Excerpts from an interface dataset:

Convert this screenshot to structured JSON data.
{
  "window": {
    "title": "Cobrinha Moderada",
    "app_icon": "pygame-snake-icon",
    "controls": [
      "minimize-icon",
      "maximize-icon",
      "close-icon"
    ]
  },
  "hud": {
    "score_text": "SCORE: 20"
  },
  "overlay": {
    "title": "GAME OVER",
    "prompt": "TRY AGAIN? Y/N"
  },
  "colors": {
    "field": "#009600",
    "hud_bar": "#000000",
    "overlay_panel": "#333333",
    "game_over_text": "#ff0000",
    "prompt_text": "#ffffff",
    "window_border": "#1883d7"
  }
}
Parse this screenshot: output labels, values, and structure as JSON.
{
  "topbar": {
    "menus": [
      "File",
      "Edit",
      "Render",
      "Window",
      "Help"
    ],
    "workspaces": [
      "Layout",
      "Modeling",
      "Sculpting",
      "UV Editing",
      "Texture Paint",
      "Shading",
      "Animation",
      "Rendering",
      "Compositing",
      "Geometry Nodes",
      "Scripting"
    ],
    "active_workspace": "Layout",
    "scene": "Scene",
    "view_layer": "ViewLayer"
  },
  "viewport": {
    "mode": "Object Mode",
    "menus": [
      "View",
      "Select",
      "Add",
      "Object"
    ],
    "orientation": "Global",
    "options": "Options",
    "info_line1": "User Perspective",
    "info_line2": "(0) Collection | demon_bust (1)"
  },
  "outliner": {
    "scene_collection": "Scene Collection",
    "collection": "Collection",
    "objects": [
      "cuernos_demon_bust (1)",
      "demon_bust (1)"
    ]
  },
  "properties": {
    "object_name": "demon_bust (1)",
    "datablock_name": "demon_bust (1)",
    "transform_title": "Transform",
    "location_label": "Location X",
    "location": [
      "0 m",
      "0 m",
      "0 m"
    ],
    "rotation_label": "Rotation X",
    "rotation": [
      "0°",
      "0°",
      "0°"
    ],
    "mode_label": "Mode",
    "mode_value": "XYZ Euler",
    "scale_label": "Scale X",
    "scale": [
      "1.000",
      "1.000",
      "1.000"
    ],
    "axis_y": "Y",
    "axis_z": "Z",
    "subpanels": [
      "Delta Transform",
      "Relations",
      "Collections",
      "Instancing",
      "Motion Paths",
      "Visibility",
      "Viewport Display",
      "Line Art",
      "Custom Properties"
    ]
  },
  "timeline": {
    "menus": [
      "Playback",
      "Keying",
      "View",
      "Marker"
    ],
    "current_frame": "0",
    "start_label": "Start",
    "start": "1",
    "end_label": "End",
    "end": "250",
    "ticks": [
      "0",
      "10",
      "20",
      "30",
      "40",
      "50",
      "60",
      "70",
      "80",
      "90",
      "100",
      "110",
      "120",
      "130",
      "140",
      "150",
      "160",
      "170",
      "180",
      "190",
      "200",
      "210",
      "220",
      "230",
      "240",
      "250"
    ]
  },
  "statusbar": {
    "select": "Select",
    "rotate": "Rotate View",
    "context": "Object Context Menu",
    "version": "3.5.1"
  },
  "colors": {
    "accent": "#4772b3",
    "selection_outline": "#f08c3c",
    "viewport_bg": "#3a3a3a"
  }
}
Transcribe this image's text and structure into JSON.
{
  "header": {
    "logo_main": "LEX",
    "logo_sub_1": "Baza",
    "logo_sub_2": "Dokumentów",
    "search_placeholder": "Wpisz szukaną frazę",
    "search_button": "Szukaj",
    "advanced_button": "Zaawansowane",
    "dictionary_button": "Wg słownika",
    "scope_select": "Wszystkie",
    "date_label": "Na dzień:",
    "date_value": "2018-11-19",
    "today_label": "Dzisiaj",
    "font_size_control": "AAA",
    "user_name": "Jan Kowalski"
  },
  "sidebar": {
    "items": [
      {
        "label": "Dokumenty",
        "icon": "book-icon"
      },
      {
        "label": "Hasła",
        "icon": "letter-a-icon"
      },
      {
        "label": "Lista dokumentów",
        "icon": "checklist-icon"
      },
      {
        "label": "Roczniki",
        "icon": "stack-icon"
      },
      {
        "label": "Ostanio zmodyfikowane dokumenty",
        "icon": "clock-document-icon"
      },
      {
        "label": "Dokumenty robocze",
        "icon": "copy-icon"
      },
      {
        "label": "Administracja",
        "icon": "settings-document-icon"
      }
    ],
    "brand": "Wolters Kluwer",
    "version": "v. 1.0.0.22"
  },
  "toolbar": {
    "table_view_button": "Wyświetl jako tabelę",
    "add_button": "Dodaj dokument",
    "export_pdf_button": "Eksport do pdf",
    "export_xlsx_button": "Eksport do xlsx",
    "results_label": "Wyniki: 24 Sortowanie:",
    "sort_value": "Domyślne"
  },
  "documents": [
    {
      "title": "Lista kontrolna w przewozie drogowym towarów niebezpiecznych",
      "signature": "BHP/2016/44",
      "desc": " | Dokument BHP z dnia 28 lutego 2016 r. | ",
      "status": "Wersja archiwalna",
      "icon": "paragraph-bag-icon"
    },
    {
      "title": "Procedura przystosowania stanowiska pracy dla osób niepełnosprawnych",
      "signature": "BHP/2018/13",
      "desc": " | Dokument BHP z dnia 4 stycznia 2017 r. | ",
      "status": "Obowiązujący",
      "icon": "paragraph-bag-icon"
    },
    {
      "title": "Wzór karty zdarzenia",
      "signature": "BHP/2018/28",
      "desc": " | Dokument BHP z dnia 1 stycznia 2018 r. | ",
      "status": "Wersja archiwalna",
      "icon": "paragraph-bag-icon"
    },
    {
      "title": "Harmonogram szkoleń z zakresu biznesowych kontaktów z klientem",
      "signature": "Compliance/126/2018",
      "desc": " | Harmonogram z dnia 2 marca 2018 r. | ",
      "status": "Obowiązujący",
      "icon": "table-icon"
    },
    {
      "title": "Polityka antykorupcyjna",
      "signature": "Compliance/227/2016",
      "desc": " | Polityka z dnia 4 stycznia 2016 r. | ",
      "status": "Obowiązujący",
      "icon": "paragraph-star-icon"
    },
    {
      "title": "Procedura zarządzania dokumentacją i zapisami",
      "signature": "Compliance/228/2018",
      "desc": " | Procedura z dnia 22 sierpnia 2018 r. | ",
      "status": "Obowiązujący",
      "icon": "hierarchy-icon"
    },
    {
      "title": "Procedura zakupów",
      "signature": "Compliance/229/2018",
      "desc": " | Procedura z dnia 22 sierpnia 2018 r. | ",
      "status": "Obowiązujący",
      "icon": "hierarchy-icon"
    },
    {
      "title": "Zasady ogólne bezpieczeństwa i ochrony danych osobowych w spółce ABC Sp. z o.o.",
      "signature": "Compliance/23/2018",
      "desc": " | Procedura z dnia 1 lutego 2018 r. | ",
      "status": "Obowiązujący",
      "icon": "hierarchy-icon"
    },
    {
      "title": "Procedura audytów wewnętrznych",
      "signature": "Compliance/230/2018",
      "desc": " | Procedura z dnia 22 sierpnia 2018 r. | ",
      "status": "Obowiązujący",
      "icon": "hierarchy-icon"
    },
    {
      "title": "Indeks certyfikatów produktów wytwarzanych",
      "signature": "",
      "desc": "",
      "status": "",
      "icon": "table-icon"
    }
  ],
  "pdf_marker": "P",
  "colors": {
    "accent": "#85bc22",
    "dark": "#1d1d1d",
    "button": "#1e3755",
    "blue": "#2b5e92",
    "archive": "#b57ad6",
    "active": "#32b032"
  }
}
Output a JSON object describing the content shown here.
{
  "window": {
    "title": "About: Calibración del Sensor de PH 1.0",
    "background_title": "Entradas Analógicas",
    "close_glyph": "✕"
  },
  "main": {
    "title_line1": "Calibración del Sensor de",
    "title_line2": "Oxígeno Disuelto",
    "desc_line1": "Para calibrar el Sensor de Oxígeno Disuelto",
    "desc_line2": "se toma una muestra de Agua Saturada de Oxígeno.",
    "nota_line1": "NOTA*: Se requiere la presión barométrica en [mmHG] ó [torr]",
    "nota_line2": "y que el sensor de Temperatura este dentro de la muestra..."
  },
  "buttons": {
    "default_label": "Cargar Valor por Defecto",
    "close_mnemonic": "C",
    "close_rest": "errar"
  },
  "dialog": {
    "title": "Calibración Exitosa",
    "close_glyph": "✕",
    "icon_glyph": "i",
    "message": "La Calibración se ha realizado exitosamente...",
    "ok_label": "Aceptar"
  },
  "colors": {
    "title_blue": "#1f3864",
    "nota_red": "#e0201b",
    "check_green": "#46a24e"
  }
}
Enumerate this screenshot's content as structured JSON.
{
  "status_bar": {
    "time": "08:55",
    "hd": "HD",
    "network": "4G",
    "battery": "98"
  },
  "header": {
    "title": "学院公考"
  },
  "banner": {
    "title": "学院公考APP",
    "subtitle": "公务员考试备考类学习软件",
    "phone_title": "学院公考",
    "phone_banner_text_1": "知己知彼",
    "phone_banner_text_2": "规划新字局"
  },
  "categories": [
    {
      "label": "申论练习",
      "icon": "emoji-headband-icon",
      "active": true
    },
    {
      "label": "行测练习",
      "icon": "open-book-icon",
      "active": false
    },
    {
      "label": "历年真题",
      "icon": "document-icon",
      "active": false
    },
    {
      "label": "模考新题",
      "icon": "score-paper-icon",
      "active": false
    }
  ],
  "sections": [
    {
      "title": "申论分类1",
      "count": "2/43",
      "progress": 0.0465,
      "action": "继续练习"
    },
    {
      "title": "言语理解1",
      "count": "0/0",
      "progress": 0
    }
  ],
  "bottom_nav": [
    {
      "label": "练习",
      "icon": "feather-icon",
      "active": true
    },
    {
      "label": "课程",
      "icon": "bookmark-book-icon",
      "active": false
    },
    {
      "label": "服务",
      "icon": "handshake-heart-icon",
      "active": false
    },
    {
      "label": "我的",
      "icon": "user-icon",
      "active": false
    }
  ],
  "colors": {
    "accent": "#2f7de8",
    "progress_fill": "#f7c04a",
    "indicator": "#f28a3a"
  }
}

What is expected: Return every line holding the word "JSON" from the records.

The answer:
Convert this screenshot to structured JSON data.
Parse this screenshot: output labels, values, and structure as JSON.
Transcribe this image's text and structure into JSON.
Output a JSON object describing the content shown here.
Enumerate this screenshot's content as structured JSON.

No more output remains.